## Goal of the exercise
Down to the final line, print each entry exactly.

## Data extracts
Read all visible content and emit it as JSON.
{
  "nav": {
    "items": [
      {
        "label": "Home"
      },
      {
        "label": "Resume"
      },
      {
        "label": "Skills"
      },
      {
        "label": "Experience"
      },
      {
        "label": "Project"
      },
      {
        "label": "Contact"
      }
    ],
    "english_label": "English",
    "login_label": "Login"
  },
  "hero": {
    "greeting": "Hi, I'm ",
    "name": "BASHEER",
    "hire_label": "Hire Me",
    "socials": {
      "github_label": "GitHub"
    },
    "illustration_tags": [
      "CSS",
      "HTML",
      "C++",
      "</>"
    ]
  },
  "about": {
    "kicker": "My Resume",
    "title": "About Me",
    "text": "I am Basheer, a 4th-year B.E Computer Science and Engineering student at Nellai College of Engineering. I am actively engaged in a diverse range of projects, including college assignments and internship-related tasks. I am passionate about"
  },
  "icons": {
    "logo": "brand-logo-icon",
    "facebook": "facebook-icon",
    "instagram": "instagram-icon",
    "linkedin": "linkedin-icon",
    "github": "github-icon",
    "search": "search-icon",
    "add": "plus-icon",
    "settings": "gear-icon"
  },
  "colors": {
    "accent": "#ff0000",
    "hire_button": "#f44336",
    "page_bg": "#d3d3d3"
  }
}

## Task result
Read all visible content and emit it as JSON.
{
  "nav": {
    "items": [
      {
        "label": "Home"
      },
      {
        "label": "Resume"
      },
      {
        "label": "Skills"
      },
      {
        "label": "Experience"
      },
      {
        "label": "Project"
      },
      {
        "label": "Contact"
      }
    ],
    "english_label": "English",
    "login_label": "Login"
  },
  "hero": {
    "greeting": "Hi, I'm ",
    "name": "BASHEER",
    "hire_label": "Hire Me",
    "socials": {
      "github_label": "GitHub"
    },
    "illustration_tags": [
      "CSS",
      "HTML",
      "C++",
      "</>"
    ]
  },
  "about": {
    "kicker": "My Resume",
    "title": "About Me",
    "text": "I am Basheer, a 4th-year B.E Computer Science and Engineering student at Nellai College of Engineering. I am actively engaged in a diverse range of projects, including college assignments and internship-related tasks. I am passionate about"
  },
  "icons": {
    "logo": "brand-logo-icon",
    "facebook": "facebook-icon",
    "instagram": "instagram-icon",
    "linkedin": "linkedin-icon",
    "github": "github-icon",
    "search": "search-icon",
    "add": "plus-icon",
    "settings": "gear-icon"
  },
  "colors": {
    "accent": "#ff0000",
    "hire_button": "#f44336",
    "page_bg": "#d3d3d3"
  }
}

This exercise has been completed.